Kaye, the former Featherstone player who is entering his second season with the club, is one of four specialists available to new boss Richard Marshall, whose reign officially kicks off with a pre-season showdown at Super League outfit Hull KR on January 11.

Kaye, who began his career with Leeds before making his name in the Championship with Rovers, and half-back-turned-hooker Paul Mennell, who joined the club from Batley last winter, dominated the role under former coach Karl Harrison.

But ex-Warrington junior Keith Holden put the pair under increasing pressure as the year went on, while Marshall’s one and only excursion into the transfer market so far this winter saw him sign another young Wolves hooker, Oldham-based Ryan Maneely.

“There is big time competition,” admitted Kaye, who turned 26 this week.

“Nothing has been said and nothing needs to be said; we all know what the score is.

“There are four hookers and probably two places each week, so it’s cut throat.

“You can see it in training how competitive it is between us.

“We’re all trying to stand out, which is bringing the best out of all of us and will be good for the team.

“Me and Paul are probably a more traditional style of hooker; our game is about graft and workrate.

“Keith’s an outstanding young player who offers something different to us with the ball and he’ll continue to get better.

“I’ve been impressed with Ryan too. He’s very sharp and he’s probably the quickest out of us all from dummy half; he’s the one you know is going to run from there.

“He’s obviously learnt a lot at Warrington and I’ve picked up a few things from working with him already.”

Kaye reflected the general enthusiasm for Marshall’s new regime among the club’s players, rating the England Academy boss’s initial impact as “brilliant” and “absolutely outstanding”.

“We’re still a part time team, but he’s created such a professional environment,” said Kaye.

“He really pays attention to attitude, thought process and the little things in the game that a lot of people don’t see.

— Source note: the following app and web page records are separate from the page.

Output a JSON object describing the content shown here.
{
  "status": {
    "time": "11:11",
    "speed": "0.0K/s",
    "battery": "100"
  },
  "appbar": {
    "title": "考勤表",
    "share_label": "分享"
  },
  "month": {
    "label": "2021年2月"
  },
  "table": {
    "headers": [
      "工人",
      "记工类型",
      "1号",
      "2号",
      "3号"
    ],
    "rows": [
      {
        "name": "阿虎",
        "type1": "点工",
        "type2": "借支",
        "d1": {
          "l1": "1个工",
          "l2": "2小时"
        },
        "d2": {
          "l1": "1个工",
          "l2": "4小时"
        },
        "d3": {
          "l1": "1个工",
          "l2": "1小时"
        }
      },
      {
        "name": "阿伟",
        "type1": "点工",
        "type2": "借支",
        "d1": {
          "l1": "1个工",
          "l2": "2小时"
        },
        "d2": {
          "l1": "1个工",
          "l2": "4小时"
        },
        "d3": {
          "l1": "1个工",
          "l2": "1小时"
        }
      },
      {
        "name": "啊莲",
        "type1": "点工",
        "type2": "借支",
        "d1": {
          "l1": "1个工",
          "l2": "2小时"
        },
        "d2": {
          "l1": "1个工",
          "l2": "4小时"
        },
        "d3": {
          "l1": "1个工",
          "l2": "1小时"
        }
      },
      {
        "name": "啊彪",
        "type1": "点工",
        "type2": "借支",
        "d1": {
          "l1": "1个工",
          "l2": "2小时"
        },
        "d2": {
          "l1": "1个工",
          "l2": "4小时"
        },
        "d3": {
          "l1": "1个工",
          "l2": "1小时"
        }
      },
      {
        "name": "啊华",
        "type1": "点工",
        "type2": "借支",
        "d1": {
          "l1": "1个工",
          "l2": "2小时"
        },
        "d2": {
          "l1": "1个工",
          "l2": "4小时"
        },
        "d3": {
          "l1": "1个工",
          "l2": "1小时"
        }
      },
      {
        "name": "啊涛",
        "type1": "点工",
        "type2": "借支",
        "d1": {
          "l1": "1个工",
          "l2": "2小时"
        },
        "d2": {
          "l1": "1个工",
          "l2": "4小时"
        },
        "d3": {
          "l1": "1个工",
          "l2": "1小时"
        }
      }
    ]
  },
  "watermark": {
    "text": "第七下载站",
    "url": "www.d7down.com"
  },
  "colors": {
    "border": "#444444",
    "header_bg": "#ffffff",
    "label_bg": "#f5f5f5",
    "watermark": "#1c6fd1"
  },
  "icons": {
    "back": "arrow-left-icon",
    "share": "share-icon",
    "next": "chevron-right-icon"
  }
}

“He’s instilling a lot of things into our game, in attack and defence, that will make us a different sort of team next year.”